Scan the data. Collect each line that contains the word "страницы".

*** Record excerpts ***

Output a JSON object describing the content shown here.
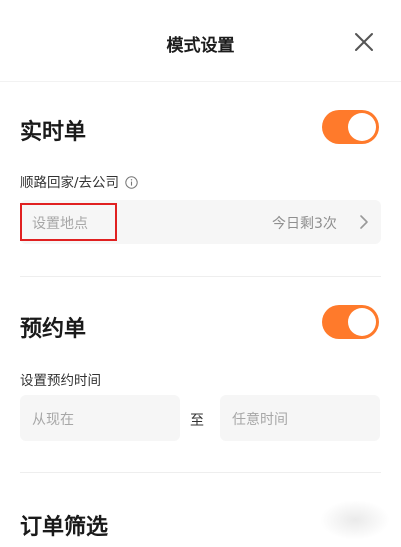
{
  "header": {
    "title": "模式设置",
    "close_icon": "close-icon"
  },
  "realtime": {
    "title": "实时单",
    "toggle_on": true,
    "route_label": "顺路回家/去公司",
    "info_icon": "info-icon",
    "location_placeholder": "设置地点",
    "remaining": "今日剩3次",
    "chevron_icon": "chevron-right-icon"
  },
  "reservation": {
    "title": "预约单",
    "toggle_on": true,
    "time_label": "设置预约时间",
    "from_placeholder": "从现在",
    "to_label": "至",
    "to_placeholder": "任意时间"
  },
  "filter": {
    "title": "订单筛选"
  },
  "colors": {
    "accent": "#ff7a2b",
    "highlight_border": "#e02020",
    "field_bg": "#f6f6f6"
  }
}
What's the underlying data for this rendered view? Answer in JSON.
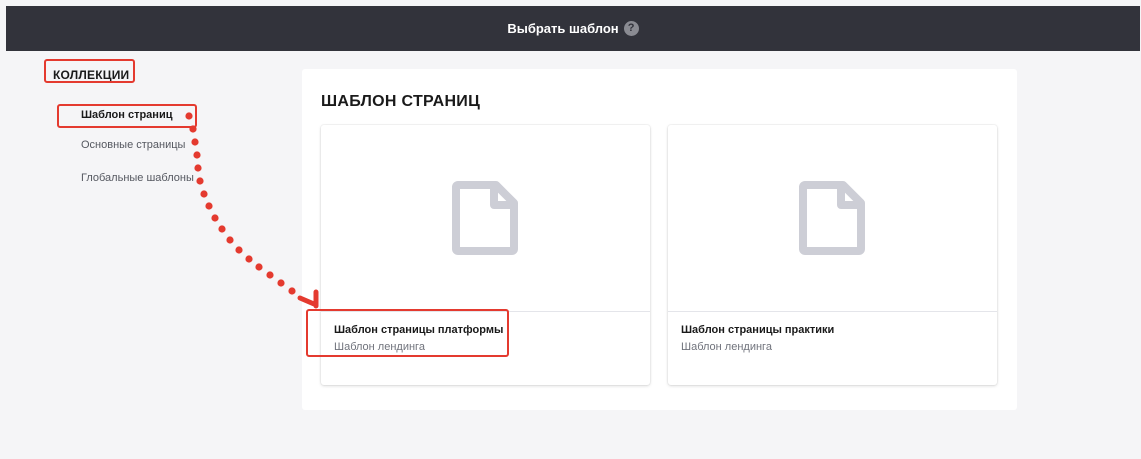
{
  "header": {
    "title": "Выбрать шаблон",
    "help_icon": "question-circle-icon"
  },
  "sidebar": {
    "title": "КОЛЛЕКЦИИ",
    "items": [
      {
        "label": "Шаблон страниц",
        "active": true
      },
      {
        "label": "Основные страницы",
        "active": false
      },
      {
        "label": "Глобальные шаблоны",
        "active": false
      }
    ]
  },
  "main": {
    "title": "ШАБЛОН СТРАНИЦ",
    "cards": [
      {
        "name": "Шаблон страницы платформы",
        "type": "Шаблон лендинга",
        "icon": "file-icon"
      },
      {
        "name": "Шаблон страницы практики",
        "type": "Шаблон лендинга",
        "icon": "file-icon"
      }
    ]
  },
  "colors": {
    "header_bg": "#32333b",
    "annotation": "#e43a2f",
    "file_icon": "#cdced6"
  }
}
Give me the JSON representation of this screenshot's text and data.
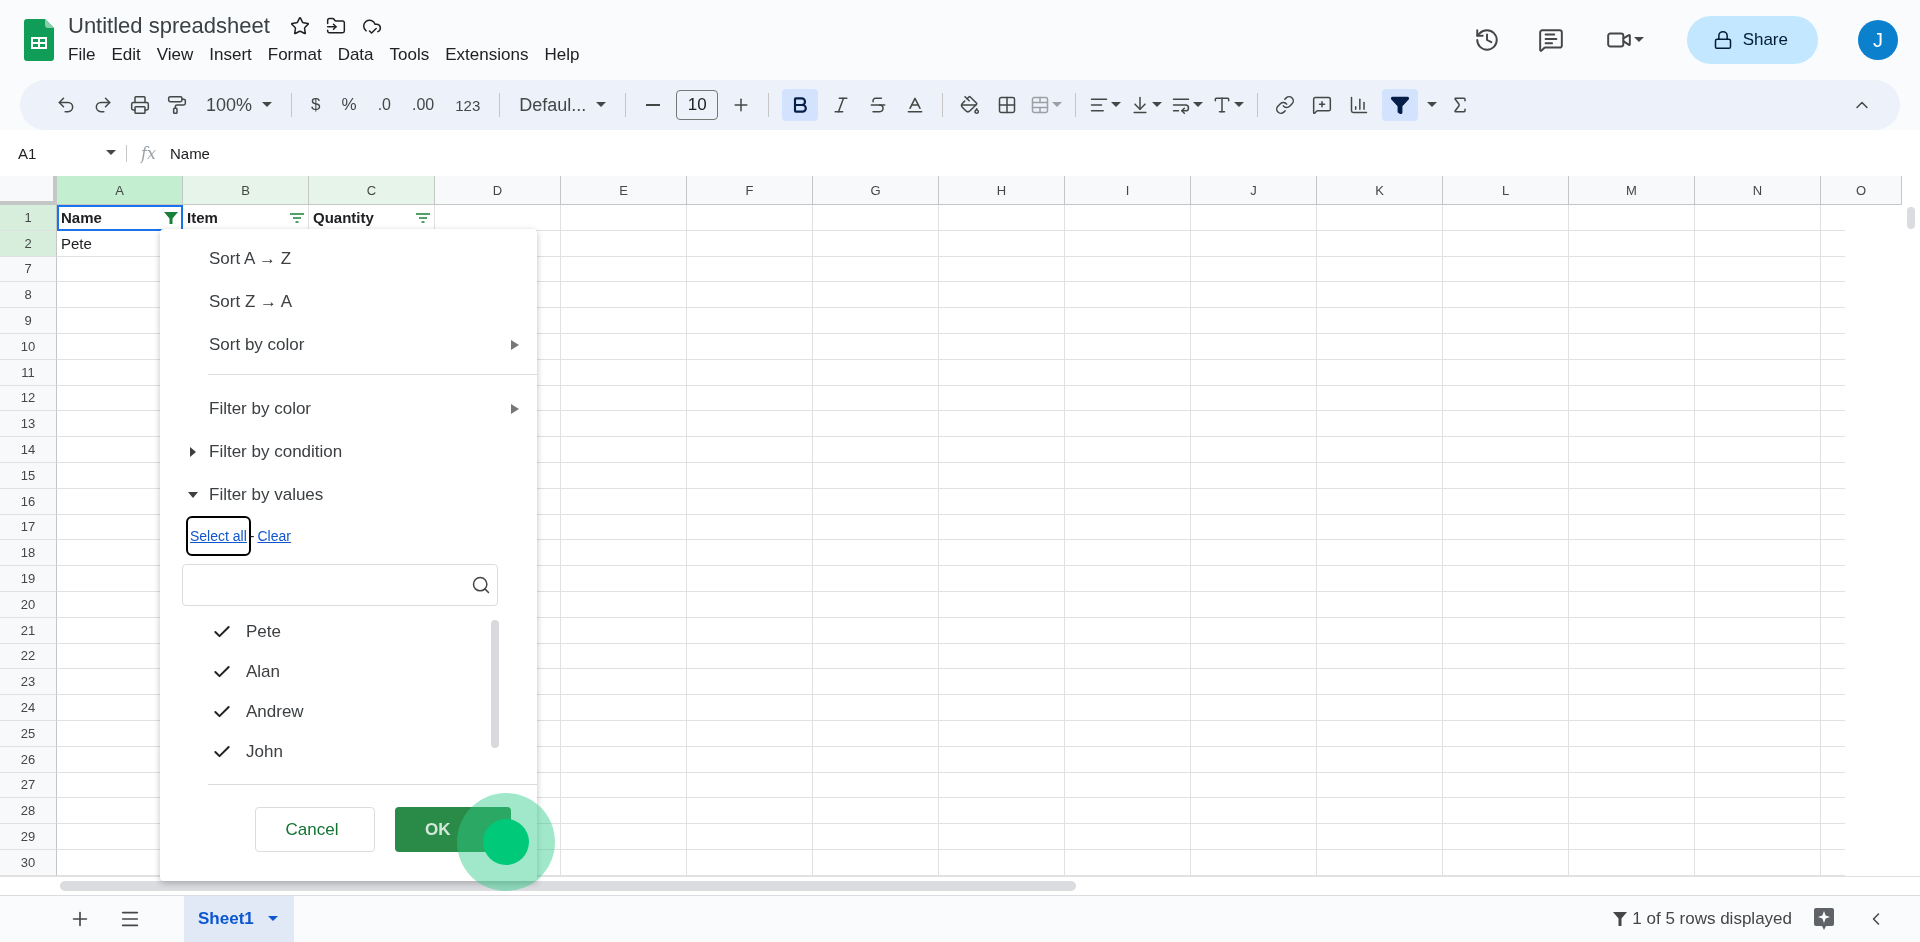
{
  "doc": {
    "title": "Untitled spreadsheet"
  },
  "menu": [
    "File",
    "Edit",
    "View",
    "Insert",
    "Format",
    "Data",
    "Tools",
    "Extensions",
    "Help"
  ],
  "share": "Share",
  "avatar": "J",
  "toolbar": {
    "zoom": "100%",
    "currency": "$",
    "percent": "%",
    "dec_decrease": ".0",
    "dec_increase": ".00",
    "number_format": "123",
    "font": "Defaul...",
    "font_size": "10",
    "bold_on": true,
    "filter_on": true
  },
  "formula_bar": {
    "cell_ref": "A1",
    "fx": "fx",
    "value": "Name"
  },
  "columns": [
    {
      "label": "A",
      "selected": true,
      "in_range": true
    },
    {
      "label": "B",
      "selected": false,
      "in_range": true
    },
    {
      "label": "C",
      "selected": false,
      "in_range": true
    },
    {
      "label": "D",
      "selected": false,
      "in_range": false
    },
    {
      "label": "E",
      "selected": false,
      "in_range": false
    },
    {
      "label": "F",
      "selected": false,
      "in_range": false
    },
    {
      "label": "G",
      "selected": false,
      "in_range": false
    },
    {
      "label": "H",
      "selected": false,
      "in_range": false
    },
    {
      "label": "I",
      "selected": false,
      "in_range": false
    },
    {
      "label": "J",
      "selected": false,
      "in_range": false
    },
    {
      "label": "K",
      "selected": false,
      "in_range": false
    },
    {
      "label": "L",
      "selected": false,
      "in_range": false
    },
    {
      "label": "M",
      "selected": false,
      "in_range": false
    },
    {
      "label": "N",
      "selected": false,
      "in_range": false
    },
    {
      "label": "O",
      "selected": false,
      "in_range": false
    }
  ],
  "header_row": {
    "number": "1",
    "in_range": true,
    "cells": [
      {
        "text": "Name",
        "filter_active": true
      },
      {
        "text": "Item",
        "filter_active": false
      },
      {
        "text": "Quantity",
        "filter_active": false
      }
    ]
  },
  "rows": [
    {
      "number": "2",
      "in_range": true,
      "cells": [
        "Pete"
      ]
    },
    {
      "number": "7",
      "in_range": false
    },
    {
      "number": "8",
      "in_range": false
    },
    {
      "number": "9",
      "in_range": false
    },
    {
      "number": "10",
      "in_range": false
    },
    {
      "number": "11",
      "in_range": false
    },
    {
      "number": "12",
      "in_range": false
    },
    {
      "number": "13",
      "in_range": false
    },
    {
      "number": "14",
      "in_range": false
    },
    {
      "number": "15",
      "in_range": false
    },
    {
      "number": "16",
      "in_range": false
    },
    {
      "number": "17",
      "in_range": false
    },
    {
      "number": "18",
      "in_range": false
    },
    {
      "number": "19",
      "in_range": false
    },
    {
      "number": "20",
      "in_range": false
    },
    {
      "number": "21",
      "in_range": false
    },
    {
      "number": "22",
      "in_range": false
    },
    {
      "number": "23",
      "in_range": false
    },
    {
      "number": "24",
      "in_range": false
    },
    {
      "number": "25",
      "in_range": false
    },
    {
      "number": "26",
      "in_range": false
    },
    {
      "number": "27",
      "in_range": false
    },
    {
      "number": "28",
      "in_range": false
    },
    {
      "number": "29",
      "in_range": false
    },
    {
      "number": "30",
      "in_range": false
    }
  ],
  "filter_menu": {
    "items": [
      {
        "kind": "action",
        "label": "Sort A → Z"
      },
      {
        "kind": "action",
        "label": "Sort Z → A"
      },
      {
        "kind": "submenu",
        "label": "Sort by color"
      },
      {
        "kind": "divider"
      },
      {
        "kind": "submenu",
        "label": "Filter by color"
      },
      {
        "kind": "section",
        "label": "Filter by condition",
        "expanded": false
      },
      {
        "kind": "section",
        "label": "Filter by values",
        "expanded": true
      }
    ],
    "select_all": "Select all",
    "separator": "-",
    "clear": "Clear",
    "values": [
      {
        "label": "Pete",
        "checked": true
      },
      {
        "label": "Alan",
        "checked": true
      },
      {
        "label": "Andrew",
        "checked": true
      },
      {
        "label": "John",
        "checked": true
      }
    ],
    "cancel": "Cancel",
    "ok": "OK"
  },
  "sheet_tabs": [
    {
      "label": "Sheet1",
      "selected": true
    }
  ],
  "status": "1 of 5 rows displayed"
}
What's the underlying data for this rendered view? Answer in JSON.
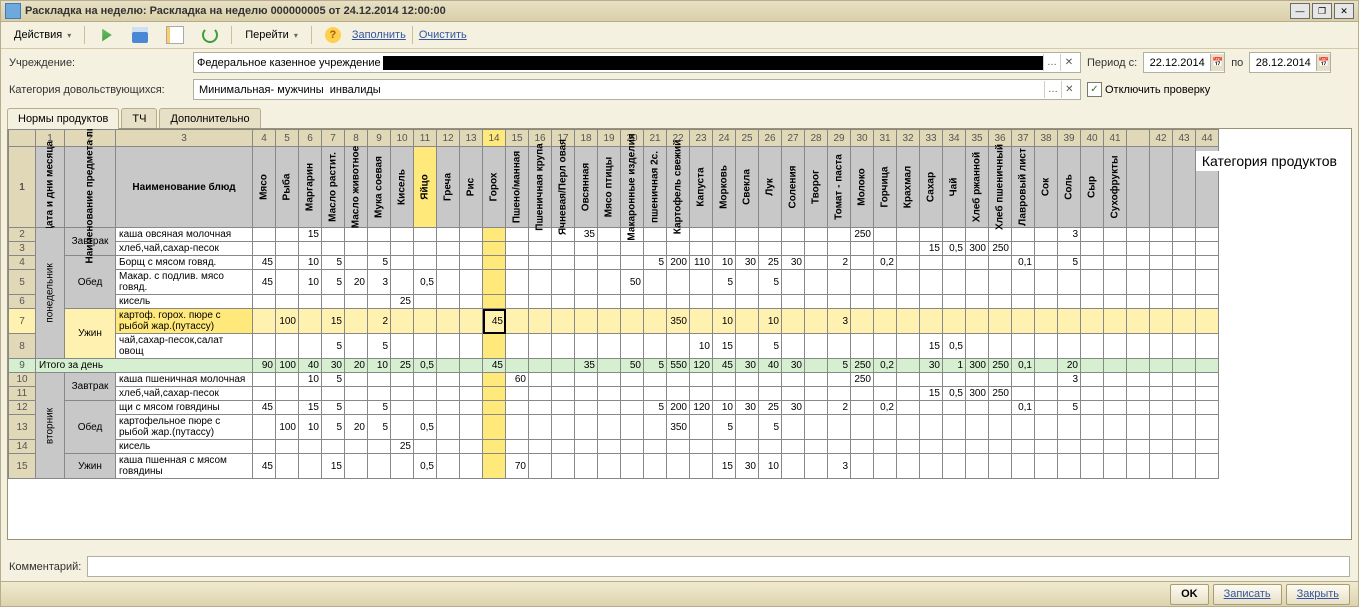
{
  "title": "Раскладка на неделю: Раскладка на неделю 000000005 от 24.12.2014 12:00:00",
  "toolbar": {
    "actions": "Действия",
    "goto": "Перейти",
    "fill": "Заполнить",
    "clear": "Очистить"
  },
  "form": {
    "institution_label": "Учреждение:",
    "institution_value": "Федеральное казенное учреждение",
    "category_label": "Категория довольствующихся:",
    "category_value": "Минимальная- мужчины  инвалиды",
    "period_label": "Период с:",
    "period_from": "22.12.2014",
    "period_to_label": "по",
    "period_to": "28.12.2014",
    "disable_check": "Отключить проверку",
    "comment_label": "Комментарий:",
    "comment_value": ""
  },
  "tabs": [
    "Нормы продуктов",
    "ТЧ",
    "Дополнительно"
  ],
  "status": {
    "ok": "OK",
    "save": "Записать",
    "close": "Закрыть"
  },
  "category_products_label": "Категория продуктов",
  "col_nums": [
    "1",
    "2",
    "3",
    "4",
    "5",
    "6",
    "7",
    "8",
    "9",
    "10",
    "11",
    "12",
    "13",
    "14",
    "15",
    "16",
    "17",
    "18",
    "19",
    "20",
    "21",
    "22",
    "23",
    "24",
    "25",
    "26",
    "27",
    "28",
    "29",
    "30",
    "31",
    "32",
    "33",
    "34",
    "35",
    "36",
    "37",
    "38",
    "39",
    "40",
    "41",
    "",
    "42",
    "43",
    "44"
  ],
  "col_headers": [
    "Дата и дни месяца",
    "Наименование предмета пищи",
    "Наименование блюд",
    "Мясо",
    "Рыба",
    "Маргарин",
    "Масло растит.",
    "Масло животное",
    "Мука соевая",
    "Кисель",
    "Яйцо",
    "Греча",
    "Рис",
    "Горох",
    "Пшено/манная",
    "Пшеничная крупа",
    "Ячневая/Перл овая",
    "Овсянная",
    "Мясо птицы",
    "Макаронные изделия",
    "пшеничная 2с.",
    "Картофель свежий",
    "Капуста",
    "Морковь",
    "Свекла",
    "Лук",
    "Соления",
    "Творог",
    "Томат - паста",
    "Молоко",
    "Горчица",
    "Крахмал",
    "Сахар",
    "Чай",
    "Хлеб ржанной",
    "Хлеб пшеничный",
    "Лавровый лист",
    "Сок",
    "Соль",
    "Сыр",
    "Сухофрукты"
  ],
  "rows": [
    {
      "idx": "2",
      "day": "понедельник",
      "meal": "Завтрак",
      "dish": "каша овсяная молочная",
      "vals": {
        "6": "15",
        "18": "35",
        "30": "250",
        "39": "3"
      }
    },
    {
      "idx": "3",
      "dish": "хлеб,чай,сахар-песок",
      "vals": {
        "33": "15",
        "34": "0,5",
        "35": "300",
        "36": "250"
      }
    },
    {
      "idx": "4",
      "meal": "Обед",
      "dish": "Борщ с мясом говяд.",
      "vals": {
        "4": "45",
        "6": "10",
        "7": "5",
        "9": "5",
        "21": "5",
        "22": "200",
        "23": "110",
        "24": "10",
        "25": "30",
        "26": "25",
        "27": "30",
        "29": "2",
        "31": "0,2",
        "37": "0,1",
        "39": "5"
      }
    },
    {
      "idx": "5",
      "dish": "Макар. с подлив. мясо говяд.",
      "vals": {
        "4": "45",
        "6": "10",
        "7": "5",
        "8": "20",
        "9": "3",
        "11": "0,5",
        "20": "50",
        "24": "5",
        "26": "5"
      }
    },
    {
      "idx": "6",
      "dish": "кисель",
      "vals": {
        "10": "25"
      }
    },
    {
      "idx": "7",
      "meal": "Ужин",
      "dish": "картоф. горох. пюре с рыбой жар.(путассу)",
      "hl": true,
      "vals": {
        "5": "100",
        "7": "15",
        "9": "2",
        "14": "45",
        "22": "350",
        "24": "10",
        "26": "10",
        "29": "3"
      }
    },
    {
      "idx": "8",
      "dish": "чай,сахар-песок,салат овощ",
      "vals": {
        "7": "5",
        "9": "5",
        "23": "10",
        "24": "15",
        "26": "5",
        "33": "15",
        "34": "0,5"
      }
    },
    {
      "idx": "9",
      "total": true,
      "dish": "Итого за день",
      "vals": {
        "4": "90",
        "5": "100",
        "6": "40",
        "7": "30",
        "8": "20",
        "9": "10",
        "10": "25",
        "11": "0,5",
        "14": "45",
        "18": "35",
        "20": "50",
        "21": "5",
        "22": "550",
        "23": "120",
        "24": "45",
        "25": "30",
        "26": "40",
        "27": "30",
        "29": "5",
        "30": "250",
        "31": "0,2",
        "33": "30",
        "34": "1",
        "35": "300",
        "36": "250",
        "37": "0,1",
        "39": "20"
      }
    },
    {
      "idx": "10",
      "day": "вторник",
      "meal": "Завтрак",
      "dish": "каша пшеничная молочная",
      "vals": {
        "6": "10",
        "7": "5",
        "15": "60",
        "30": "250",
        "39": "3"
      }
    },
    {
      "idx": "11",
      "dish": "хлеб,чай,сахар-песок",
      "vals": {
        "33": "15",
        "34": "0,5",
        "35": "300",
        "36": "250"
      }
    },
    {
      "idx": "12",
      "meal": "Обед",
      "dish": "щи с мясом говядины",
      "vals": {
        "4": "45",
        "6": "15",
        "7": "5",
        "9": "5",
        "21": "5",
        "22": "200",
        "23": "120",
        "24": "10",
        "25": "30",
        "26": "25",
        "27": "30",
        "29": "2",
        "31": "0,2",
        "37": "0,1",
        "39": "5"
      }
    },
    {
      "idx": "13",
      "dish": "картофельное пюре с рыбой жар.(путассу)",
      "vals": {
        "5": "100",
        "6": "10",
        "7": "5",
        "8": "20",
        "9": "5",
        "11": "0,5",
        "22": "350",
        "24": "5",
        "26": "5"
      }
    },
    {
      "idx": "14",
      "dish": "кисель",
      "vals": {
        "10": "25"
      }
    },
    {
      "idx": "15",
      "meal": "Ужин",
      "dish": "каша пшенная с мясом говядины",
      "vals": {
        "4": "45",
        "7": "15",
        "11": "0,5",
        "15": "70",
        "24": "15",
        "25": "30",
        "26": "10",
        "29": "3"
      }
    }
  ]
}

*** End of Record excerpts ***

Reply to the exercise:
        "label": "Основные страницы",
        "name": "Шаблон страницы платформы",
        "name": "Шаблон страницы практики",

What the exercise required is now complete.